I'm just going to claim this week for Respect Life. Here are a few timely clips from around the web from yesterday's 40th Anniversary of the passing Roe v. Wade.

Elise Italiano makes the case for a New Feminism in Public Discourse, addressing several myths about Abortion. Her response to the question of rape is the most compelling I've heard:
Anyone who has ever talked to or counseled a woman who has been sexually abused knows that there is nothing more horrific, violent, or inhumane than an assault like rape. Many abortion-rights advocates argue, from a sincere sense of compassion, that a woman who already has suffered such a grave act of violence should not have to carry or give birth to a child who will remind her of this violence.

Though this argument seems compelling, there are stronger arguments against it from a feminist perspective. First, what society would ever say that a daughter should die for her father’s wrongdoings? At any other stage of a girl’s life, most feminists would reject such evil. Why is her status in utero any different?
(Part of an excellent symposium about the 40th Anniversary, put together by Ryan Anderson.)

My friend J sent around this incredible story about a couple in Britain who decided not to have an abortion after seeing the smile of her son during a 3D scan. "Mr. Newton also wrote about this and a few other life issues, late last week. Don't miss Lucian's remembrance page, which has beautiful photos.

Creepy and strange. (CWR)

A balanced appeal not to show graphic images of Abortions at the March this Friday from Simcha Fisher. I especially love her conclusion:
So when should you use graphic images? When a teenager shrugs and says, "My health teacher says it's not a person until 25 weeks." When someone who works at a clinic says she's doing a gentle, compassionate work of mercy. When your boyfriend wants you to get rid of "it" before it becomes a real baby. When a college girl likens unborn babies to tumors or parasites. Then you can respond to the actual situation, to the actual person. Then you can take out the picture and say, "Is this what you're talking about?"

I believe that everyone should see an image of an aborted baby once in their lifetime. And I believe that, like any traumatic image, it will stay with you. Once or twice in a lifetime is enough.
An annual must-read: Richard John Neuhaus' reflection "We Shall Not Weary. We Shall Not Rest," reprinted on the anniversary, every year by First Things.

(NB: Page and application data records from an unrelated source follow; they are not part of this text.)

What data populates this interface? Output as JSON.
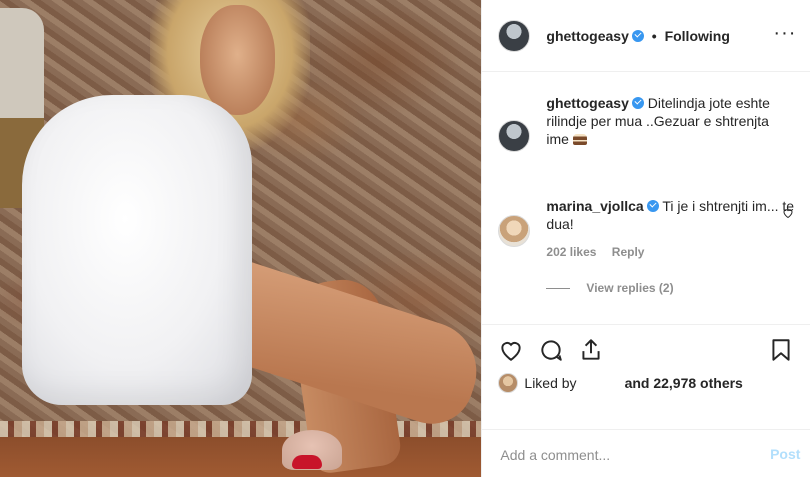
{
  "post": {
    "author": {
      "username": "ghettogeasy",
      "verified": true,
      "follow_status": "Following",
      "dot": "•",
      "more": "···"
    },
    "caption": {
      "username": "ghettogeasy",
      "text": "Ditelindja jote eshte rilindje per mua ..Gezuar e shtrenjta ime",
      "emoji": "cake-icon"
    },
    "comments": [
      {
        "username": "marina_vjollca",
        "verified": true,
        "text": "Ti je i shtrenjti im... te dua!",
        "likes": "202 likes",
        "reply_label": "Reply",
        "view_replies": "View replies (2)"
      }
    ],
    "actions": {
      "liked_by_prefix": "Liked by",
      "likes_count": "and 22,978 others"
    },
    "add_comment": {
      "placeholder": "Add a comment...",
      "post_label": "Post"
    },
    "colors": {
      "accent": "#3897f0",
      "text": "#262626",
      "muted": "#8e8e8e",
      "post_disabled": "#b2dffc",
      "border": "#efefef"
    },
    "icons": [
      "heart-icon",
      "comment-icon",
      "share-icon",
      "bookmark-icon",
      "verified-icon",
      "more-icon"
    ]
  }
}
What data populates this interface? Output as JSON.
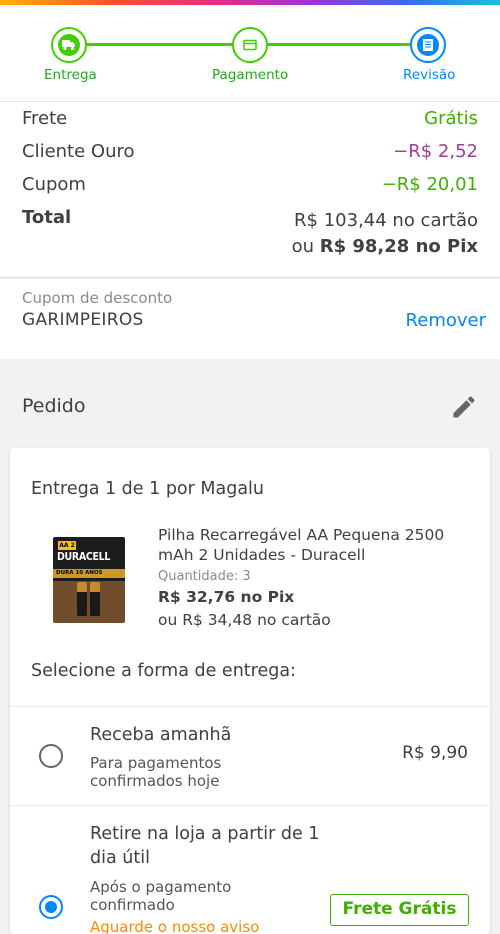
{
  "stepper": {
    "steps": [
      {
        "label": "Entrega",
        "icon": "truck-icon",
        "state": "done"
      },
      {
        "label": "Pagamento",
        "icon": "card-icon",
        "state": "done"
      },
      {
        "label": "Revisão",
        "icon": "receipt-icon",
        "state": "current"
      }
    ]
  },
  "summary": {
    "frete_label": "Frete",
    "frete_value": "Grátis",
    "cliente_ouro_label": "Cliente Ouro",
    "cliente_ouro_value": "−R$ 2,52",
    "cupom_label": "Cupom",
    "cupom_value": "−R$ 20,01",
    "total_label": "Total",
    "total_card": "R$ 103,44 no cartão",
    "total_pix_prefix": "ou",
    "total_pix": "R$ 98,28 no Pix"
  },
  "coupon": {
    "label": "Cupom de desconto",
    "code": "GARIMPEIROS",
    "remove_label": "Remover"
  },
  "pedido": {
    "title": "Pedido",
    "edit_icon": "pencil-icon"
  },
  "delivery": {
    "title": "Entrega 1 de 1 por Magalu",
    "product": {
      "name": "Pilha Recarregável AA Pequena 2500 mAh 2 Unidades - Duracell",
      "qty_label": "Quantidade:",
      "qty_value": "3",
      "price_pix": "R$ 32,76 no Pix",
      "price_card": "ou R$ 34,48 no cartão",
      "image_brand": "DURACELL",
      "image_size": "AA 2",
      "image_band": "DURA 10 ANOS"
    },
    "select_title": "Selecione a forma de entrega:",
    "options": [
      {
        "title": "Receba amanhã",
        "subtitle": "Para pagamentos confirmados hoje",
        "price": "R$ 9,90",
        "selected": false
      },
      {
        "title": "Retire na loja a partir de 1 dia útil",
        "subtitle": "Após o pagamento confirmado",
        "warning": "Aguarde o nosso aviso",
        "badge": "Frete Grátis",
        "selected": true
      }
    ]
  },
  "colors": {
    "green": "#3fd000",
    "blue": "#0086ff",
    "purple": "#a13b9c",
    "orange": "#ff8a00"
  }
}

Finally, if you have no one to march with this Friday, I do recommend meeting up with the Dominicans. Here's their schedule and information about meeting-up with them for the March. They are, as you well know, the best.

1 comment:

  1. Thanks for the Dominican recommendation. My husband and I are hoping we get to go next year, and it would be nice to have someone to march with.

    I have a completely unrelated question: how do you keep track of books you want to read? Last year I started keeping a list in my planner, but that got messy with time so I'm hoping to find a better option. Thanks!